(Dataset rows describing interfaces)
-------
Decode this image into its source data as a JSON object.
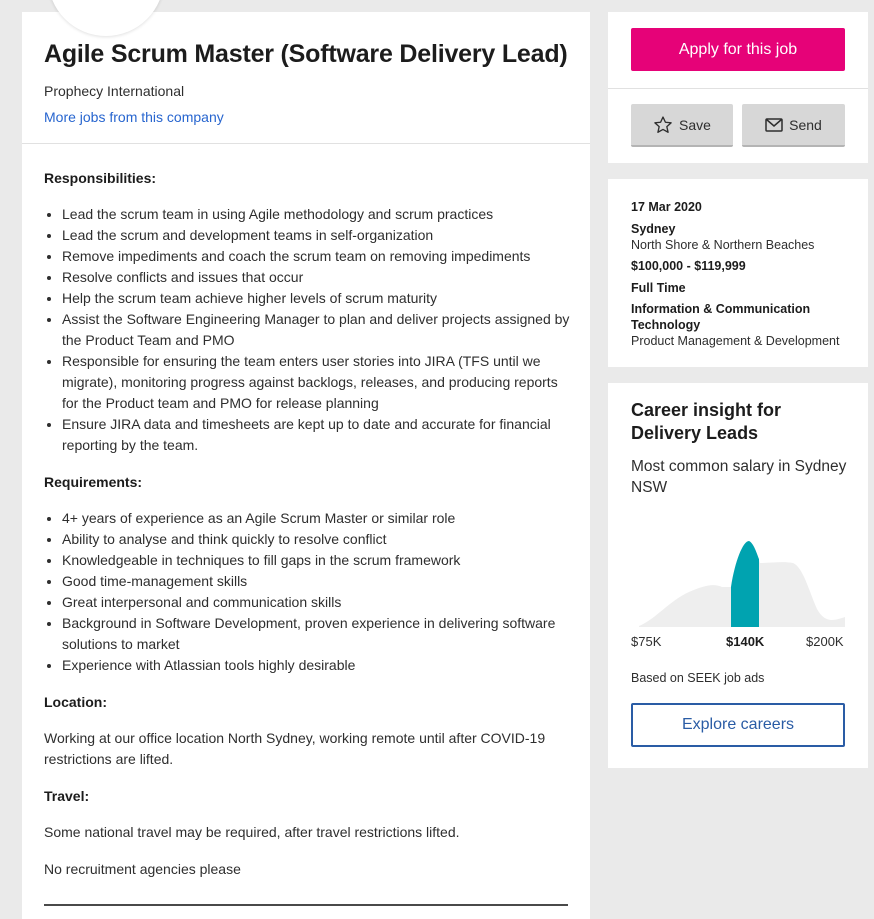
{
  "job": {
    "title": "Agile Scrum Master (Software Delivery Lead)",
    "company": "Prophecy International",
    "more_jobs_link": "More jobs from this company"
  },
  "description": {
    "responsibilities_heading": "Responsibilities:",
    "responsibilities": [
      "Lead the scrum team in using Agile methodology and scrum practices",
      "Lead the scrum and development teams in self-organization",
      "Remove impediments and coach the scrum team on removing impediments",
      "Resolve conflicts and issues that occur",
      "Help the scrum team achieve higher levels of scrum maturity",
      "Assist the Software Engineering Manager to plan and deliver projects assigned by the Product Team and PMO",
      "Responsible for ensuring the team enters user stories into JIRA (TFS until we migrate), monitoring progress against backlogs, releases, and producing reports for the Product team and PMO for release planning",
      "Ensure JIRA data and timesheets are kept up to date and accurate for financial reporting by the team."
    ],
    "requirements_heading": "Requirements:",
    "requirements": [
      "4+ years of experience as an Agile Scrum Master or similar role",
      "Ability to analyse and think quickly to resolve conflict",
      "Knowledgeable in techniques to fill gaps in the scrum framework",
      "Good time-management skills",
      "Great interpersonal and communication skills",
      "Background in Software Development, proven experience in delivering software solutions to market",
      "Experience with Atlassian tools highly desirable"
    ],
    "location_heading": "Location:",
    "location_text": "Working at our office location North Sydney, working remote until after COVID-19 restrictions are lifted.",
    "travel_heading": "Travel:",
    "travel_text": "Some national travel may be required, after travel restrictions lifted.",
    "agencies_text": "No recruitment agencies please"
  },
  "actions": {
    "apply_label": "Apply for this job",
    "save_label": "Save",
    "send_label": "Send",
    "save_icon": "star-icon",
    "send_icon": "envelope-icon"
  },
  "details": {
    "date": "17 Mar 2020",
    "city": "Sydney",
    "area": "North Shore & Northern Beaches",
    "salary": "$100,000 - $119,999",
    "work_type": "Full Time",
    "classification": "Information & Communication Technology",
    "sub_classification": "Product Management & Development"
  },
  "insight": {
    "title": "Career insight for Delivery Leads",
    "subtitle": "Most common salary in Sydney NSW",
    "min_label": "$75K",
    "mode_label": "$140K",
    "max_label": "$200K",
    "source_note": "Based on SEEK job ads",
    "explore_label": "Explore careers"
  },
  "chart_data": {
    "type": "area",
    "x_labels": [
      "$75K",
      "$140K",
      "$200K"
    ],
    "highlighted_bin": "$140K",
    "colors": {
      "distribution": "#eeeeee",
      "highlight": "#00a3b0"
    }
  },
  "colors": {
    "apply": "#e60278",
    "link": "#2765cf",
    "explore": "#2a5ca5"
  }
}
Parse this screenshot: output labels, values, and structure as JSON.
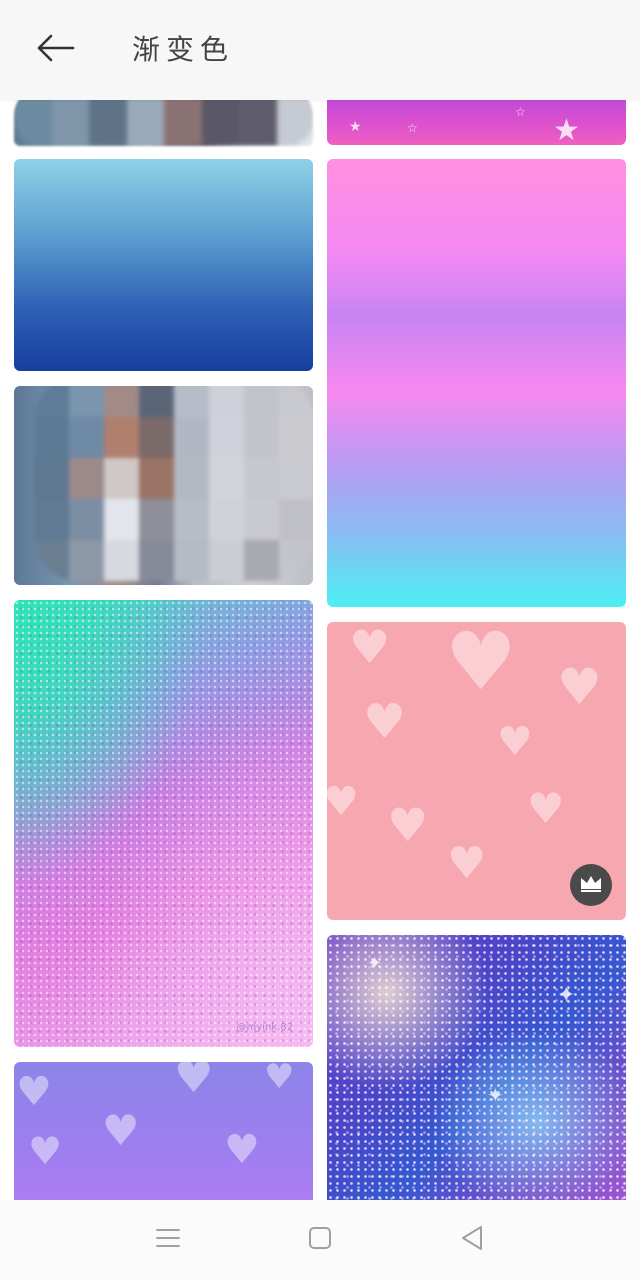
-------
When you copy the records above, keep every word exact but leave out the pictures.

Decode this image into its source data as a JSON object.
{
  "job": {
    "title": "Agile Scrum Master (Software Delivery Lead)",
    "company": "Prophecy International",
    "more_jobs_link": "More jobs from this company"
  },
  "description": {
    "responsibilities_heading": "Responsibilities:",
    "responsibilities": [
      "Lead the scrum team in using Agile methodology and scrum practices",
      "Lead the scrum and development teams in self-organization",
      "Remove impediments and coach the scrum team on removing impediments",
      "Resolve conflicts and issues that occur",
      "Help the scrum team achieve higher levels of scrum maturity",
      "Assist the Software Engineering Manager to plan and deliver projects assigned by the Product Team and PMO",
      "Responsible for ensuring the team enters user stories into JIRA (TFS until we migrate), monitoring progress against backlogs, releases, and producing reports for the Product team and PMO for release planning",
      "Ensure JIRA data and timesheets are kept up to date and accurate for financial reporting by the team."
    ],
    "requirements_heading": "Requirements:",
    "requirements": [
      "4+ years of experience as an Agile Scrum Master or similar role",
      "Ability to analyse and think quickly to resolve conflict",
      "Knowledgeable in techniques to fill gaps in the scrum framework",
      "Good time-management skills",
      "Great interpersonal and communication skills",
      "Background in Software Development, proven experience in delivering software solutions to market",
      "Experience with Atlassian tools highly desirable"
    ],
    "location_heading": "Location:",
    "location_text": "Working at our office location North Sydney, working remote until after COVID-19 restrictions are lifted.",
    "travel_heading": "Travel:",
    "travel_text": "Some national travel may be required, after travel restrictions lifted.",
    "agencies_text": "No recruitment agencies please"
  },
  "actions": {
    "apply_label": "Apply for this job",
    "save_label": "Save",
    "send_label": "Send",
    "save_icon": "star-icon",
    "send_icon": "envelope-icon"
  },
  "details": {
    "date": "17 Mar 2020",
    "city": "Sydney",
    "area": "North Shore & Northern Beaches",
    "salary": "$100,000 - $119,999",
    "work_type": "Full Time",
    "classification": "Information & Communication Technology",
    "sub_classification": "Product Management & Development"
  },
  "insight": {
    "title": "Career insight for Delivery Leads",
    "subtitle": "Most common salary in Sydney NSW",
    "min_label": "$75K",
    "mode_label": "$140K",
    "max_label": "$200K",
    "source_note": "Based on SEEK job ads",
    "explore_label": "Explore careers"
  },
  "chart_data": {
    "type": "area",
    "x_labels": [
      "$75K",
      "$140K",
      "$200K"
    ],
    "highlighted_bin": "$140K",
    "colors": {
      "distribution": "#eeeeee",
      "highlight": "#00a3b0"
    }
  },
  "colors": {
    "apply": "#e60278",
    "link": "#2765cf",
    "explore": "#2a5ca5"
  }
}
Parse this screenshot: output labels, values, and structure as JSON.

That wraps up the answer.